Problem details
Identify each line in the records below that contains the word "milyon", and copy it.

Record excerpts
· · · ·

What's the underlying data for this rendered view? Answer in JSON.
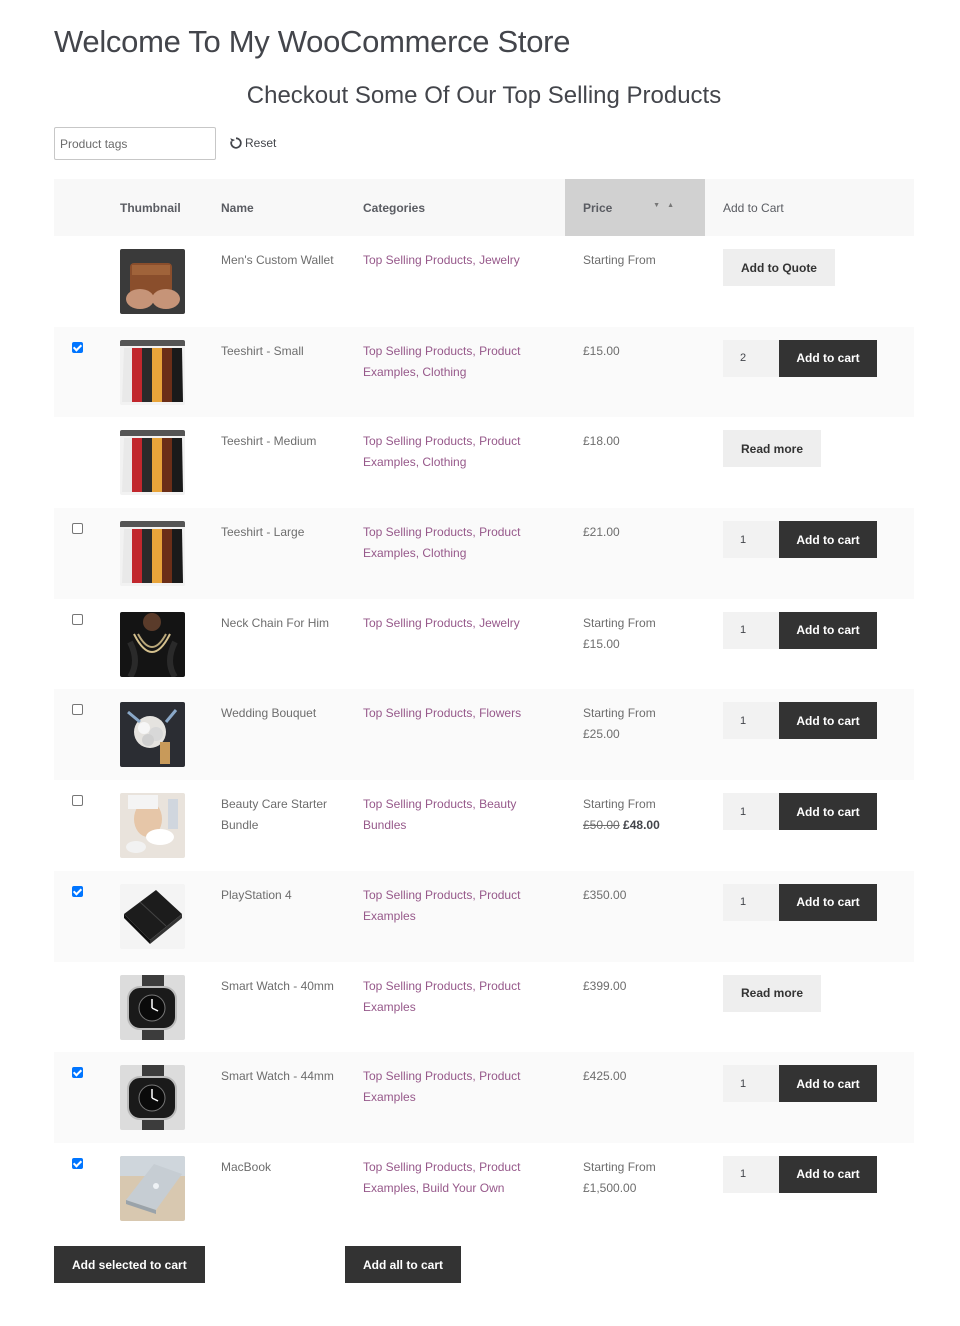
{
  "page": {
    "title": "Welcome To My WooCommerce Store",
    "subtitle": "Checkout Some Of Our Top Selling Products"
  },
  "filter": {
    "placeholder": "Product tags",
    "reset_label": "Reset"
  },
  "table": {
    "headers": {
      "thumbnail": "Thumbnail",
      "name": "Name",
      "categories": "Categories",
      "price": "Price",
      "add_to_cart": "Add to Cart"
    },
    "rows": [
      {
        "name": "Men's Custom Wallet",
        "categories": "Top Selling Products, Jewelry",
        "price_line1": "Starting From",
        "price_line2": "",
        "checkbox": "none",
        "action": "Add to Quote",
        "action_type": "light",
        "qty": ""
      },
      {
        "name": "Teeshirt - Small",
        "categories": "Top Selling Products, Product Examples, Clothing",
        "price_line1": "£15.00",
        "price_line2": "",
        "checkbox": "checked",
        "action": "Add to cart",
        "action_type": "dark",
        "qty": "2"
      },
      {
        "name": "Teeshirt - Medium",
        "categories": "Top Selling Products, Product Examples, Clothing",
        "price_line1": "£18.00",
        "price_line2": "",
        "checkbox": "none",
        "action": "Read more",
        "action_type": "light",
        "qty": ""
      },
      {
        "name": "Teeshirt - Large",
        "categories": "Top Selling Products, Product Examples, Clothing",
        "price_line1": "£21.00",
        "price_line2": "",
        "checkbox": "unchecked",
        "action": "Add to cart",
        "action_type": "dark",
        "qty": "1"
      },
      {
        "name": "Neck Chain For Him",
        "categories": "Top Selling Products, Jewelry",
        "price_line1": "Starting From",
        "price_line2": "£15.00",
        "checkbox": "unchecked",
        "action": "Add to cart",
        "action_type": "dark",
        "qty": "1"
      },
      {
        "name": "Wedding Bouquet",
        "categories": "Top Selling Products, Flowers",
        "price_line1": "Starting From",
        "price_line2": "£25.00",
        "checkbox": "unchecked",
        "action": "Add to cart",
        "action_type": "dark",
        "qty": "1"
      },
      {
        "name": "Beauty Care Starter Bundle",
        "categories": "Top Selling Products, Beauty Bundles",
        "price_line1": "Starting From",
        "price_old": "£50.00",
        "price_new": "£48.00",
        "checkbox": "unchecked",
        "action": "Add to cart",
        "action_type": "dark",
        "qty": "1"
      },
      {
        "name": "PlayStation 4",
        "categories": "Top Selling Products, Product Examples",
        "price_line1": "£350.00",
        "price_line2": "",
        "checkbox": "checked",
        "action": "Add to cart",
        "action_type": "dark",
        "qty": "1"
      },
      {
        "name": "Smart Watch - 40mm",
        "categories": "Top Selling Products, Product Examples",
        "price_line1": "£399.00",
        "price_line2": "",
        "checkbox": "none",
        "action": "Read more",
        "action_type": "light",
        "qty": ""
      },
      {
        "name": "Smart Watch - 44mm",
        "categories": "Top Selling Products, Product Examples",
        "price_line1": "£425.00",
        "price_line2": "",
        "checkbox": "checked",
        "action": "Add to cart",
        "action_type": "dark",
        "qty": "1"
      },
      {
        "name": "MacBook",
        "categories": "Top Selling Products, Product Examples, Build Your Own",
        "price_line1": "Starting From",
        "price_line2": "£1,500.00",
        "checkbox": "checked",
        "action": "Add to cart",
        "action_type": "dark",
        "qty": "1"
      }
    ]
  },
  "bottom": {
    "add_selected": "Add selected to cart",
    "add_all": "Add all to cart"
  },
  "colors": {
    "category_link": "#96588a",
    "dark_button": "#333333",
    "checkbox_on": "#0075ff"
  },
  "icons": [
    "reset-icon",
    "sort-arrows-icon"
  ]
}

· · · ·

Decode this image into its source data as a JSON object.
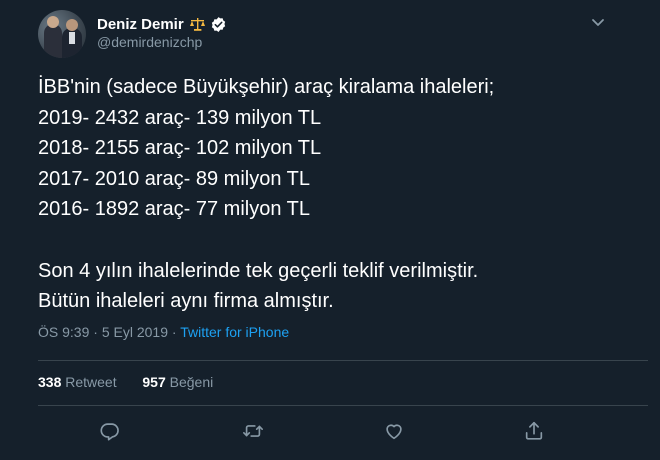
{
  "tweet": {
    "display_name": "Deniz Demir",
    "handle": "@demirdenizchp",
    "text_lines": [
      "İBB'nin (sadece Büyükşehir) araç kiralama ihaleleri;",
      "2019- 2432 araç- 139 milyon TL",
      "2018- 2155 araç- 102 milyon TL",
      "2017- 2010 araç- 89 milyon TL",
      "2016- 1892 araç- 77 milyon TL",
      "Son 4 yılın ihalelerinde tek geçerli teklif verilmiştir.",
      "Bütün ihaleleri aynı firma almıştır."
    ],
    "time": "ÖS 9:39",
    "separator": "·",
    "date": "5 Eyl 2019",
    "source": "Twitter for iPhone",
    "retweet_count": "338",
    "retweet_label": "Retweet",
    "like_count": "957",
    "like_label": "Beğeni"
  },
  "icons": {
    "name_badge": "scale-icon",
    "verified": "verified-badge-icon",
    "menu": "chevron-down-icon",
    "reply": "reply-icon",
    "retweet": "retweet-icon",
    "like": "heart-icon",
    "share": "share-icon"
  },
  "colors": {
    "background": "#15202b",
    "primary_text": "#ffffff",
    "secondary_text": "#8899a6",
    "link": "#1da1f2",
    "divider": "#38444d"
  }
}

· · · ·

Response to this exercise
      "2019- 2432 araç- 139 milyon TL",
      "2018- 2155 araç- 102 milyon TL",
      "2017- 2010 araç- 89 milyon TL",
      "2016- 1892 araç- 77 milyon TL",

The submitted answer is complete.